Health Care Votes Demand Billions In Earmarks for the
Holding Their Votes For Purchase-
At the Cost of Unborn Children’s Lives
The House Leader In Murder of the Unborn:
Rep. Bart Stupak
The Others Involved in Special Earmarks Purchased by Barrak Obama:
D-Michigan Rep. Jerry Costello, D-Ill., Rep. Kathy Dahlkemper, D-Pa., Rep. Joe
Donnelly, D-Indiana., Brad Ellsworth, D-Indiana., and Rep. Charles Wilson, D-
By Anupama Narayanswamy and Bill Allison Mar 26 2010 11:14 a.m. 2 comments
A day after Rep. Bart Stupak, D-Mich., and ten other House members compromised on
their pro-life position to deliver the necessary yes-votes to pass health care reform,
the "Stupak 11" released their fiscal year 2011 earmark requests, which total more
than $4.7 billion--an average of $429 million worth of earmark requests for each
Of the eight lawmakers whose 2010 requests were available for comparison, five
requested more money this week than they did a year ago: Rep. Jerry Costello, D-
Ill., Rep. Kathy Dahlkemper, D-Pa., Rep. Joe Donnelly, D-Ind., Brad Ellsworth, D-
Ind., and Rep. Charles Wilson, D-Ohio.
The eleven members were the focus of high level pressure by House Speaker Nancy
Pelosi and other top Democrats because they threatened to vote against the health
care reform bill, which passed the House on Sunday, March 21, by a seven vote
margin. Granting earmark requests are one of the ways leadership can encourage
members to vote their way.
Stupak requested more than $578 million in earmarks, including $125 million for a
replacement lock on the Sault Ste. Marie, $25.6 million to build a federal
courthouse in Marquette, Mich., $15 million to repaint the Mackinac Bridge and
$800,000 to preserve the Quincy Mining Company smelter near Hancock in
Michigan’s Upper Peninsula.
In 2009, the first year that members disclosed earmark requests, most members requested
far more earmarks than were funded by the Appropriations Committee, which approves
or denies requests. According to Taxpayers for Common Sense, Stupak's funded
earmarks--including those he requested jointly with other members--totaled $28.6
Despite a newly enacted ban on earmarks to for-profit firms, Stupak requested a
total of $52 million for companies in his district out of the $65.9 million
he requested from the Defense Appropriations bill.
Requests from Costello increased the most, but that was due to a $1.35 billion request to
fund federal program called Impact Aid, which assists local educational agencies.
Costello, along with 44 other lawmakers, signed a letter sent to the Appropriations

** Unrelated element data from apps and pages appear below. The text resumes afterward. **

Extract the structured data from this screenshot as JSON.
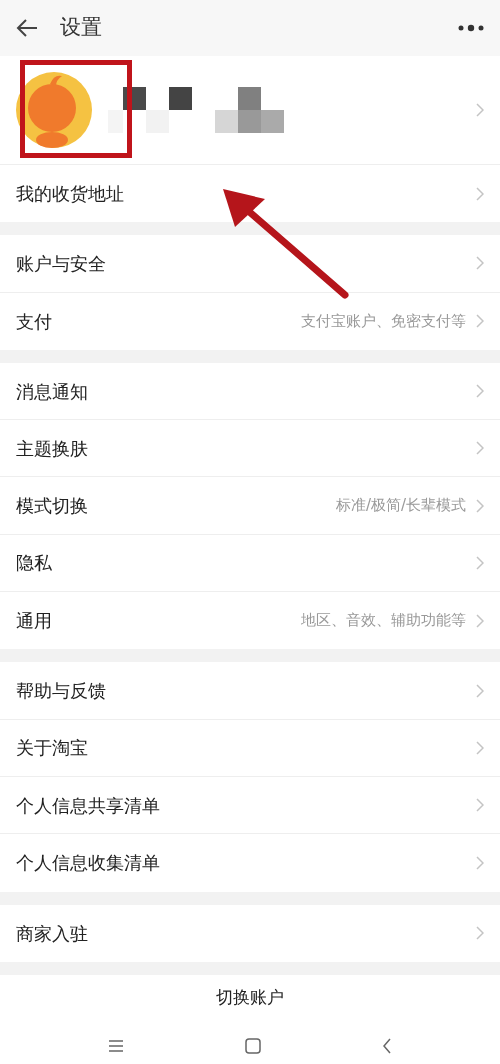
{
  "header": {
    "title": "设置"
  },
  "groups": [
    {
      "items": [
        {
          "label": "我的收货地址"
        }
      ]
    },
    {
      "items": [
        {
          "label": "账户与安全"
        },
        {
          "label": "支付",
          "hint": "支付宝账户、免密支付等"
        }
      ]
    },
    {
      "items": [
        {
          "label": "消息通知"
        },
        {
          "label": "主题换肤"
        },
        {
          "label": "模式切换",
          "hint": "标准/极简/长辈模式"
        },
        {
          "label": "隐私"
        },
        {
          "label": "通用",
          "hint": "地区、音效、辅助功能等"
        }
      ]
    },
    {
      "items": [
        {
          "label": "帮助与反馈"
        },
        {
          "label": "关于淘宝"
        },
        {
          "label": "个人信息共享清单"
        },
        {
          "label": "个人信息收集清单"
        }
      ]
    },
    {
      "items": [
        {
          "label": "商家入驻"
        }
      ]
    }
  ],
  "switch_account": {
    "label": "切换账户"
  }
}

Committee requesting the funds. Earlier this month, House Republicans decided to forgo
earmarks for the 2011 appropriations process. House Democrats barred earmarks to for-
profit companies, which mostly impacts contractors seeking earmarks from the Defense
Universities and non-profit organizations may reap the benefits of the new policy, though
for-profit companies won't be shut out. Stupak requested a $4 million earmark for the
Consortium for Plant Biotechnology Research, Inc., a nonprofit corporation that
researches and develops new strains of seeds--including through genetic engineering--to
aid U.S. agriculture. The consortium's membership includes "39 agribusiness companies
and trade associations," according to Stupak's request.
The Reporting Group will follow the appropriations process to try to determine whether
political influence plays a role in which earmark requests are funded.